Street writes that "Mendes' paintings are really only portraits at a remove. Strictly speaking, they're portraits treated as still lifes, paintings of photographic images made distant in the retelling. And the photographs themselves have an implicit distance from their subjects: they're headshots selected for their likeness, or ability to capture the essence of what makes that person worthy of remembrance. A succession of visual choices creates a crowded back-story in any painting by Mendes. Each one bears an important question about an individual’s relationship with the tangible world..."
Sultan writes: "When we look at a portrait painted hundreds of years ago, do we enter into the life of the person portrayed? For me, it is less the understanding of a particular life, than the human feelings of tenderness, beauty, vulnerability, thoughtfulness, or strength, that come when looking at portraits; my heart yearns toward them. I sense these qualities more intensely in the direct, simple clarity of form in Quattrocento painting and sculpture."
Chloe Nelkin visits the exhibition Lucian Freud Portraits at The National Portrait Gallery, London, on view through May 27, 2012.
Nelkin writes that "a biographical approach is inevitable when discussing Freud... but, here, you must just look and revel in the opportunity that is being afforded you and give his work the close attention it deserves. It is an intimate exhibition and the scale of some of the smaller rooms is intended to mimic the scale of his studio... This is a living exhibition; Freud's paintings allow us to see the real people behind the paint with human frailty at its most magnified.

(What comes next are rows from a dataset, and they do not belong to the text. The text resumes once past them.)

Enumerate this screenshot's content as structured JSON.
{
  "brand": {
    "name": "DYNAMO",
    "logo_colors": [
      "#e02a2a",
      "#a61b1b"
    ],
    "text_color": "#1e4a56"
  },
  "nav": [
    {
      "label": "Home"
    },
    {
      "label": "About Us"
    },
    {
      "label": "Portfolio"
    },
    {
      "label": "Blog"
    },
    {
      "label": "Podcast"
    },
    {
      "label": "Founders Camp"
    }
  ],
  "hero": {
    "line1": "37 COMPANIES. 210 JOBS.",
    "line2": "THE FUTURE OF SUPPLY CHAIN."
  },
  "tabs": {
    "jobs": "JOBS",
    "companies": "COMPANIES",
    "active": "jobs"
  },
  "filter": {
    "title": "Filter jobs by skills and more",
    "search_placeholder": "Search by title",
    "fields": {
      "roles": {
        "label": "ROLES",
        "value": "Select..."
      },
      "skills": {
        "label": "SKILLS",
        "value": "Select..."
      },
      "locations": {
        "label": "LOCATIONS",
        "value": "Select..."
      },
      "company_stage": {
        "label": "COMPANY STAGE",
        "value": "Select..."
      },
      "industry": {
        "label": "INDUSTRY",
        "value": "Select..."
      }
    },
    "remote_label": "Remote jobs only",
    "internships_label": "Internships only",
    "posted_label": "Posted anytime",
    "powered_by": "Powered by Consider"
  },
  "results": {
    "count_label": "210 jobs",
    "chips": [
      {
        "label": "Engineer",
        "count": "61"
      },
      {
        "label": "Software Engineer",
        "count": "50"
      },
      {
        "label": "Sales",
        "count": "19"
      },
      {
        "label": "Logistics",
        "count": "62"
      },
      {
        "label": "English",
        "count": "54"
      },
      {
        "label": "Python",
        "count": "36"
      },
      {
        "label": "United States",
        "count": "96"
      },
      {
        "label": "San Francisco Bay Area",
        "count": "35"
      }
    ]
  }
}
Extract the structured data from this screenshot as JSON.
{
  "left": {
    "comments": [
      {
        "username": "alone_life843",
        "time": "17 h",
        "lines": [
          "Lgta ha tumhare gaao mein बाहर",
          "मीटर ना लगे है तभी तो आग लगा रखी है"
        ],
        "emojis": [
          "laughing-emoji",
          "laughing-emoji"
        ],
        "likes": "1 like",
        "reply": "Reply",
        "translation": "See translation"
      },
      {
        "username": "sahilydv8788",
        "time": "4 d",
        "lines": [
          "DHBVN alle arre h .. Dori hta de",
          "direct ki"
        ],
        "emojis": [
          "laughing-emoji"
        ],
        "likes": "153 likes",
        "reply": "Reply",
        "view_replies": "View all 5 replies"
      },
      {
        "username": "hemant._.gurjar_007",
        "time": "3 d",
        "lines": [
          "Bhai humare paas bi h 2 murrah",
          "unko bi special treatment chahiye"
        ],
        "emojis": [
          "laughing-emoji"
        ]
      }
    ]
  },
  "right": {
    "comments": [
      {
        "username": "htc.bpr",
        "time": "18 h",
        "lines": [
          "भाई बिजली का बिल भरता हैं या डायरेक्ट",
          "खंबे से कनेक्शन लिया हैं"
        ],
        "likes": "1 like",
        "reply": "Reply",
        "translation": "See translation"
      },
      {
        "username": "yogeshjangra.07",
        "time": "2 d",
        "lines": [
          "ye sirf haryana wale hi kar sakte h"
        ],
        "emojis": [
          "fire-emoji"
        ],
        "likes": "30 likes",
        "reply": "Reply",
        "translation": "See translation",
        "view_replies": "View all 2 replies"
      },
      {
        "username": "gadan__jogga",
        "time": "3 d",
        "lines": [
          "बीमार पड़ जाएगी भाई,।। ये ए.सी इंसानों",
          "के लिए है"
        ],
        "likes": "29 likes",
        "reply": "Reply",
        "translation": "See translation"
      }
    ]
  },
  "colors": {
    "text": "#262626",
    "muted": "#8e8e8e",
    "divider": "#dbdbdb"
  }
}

Edited by artist Brett Baker, Painters' Table highlights writing from the painting blogosphere as it is published and serves as a platform for exploring blogs that focus primarily on the subject of painting.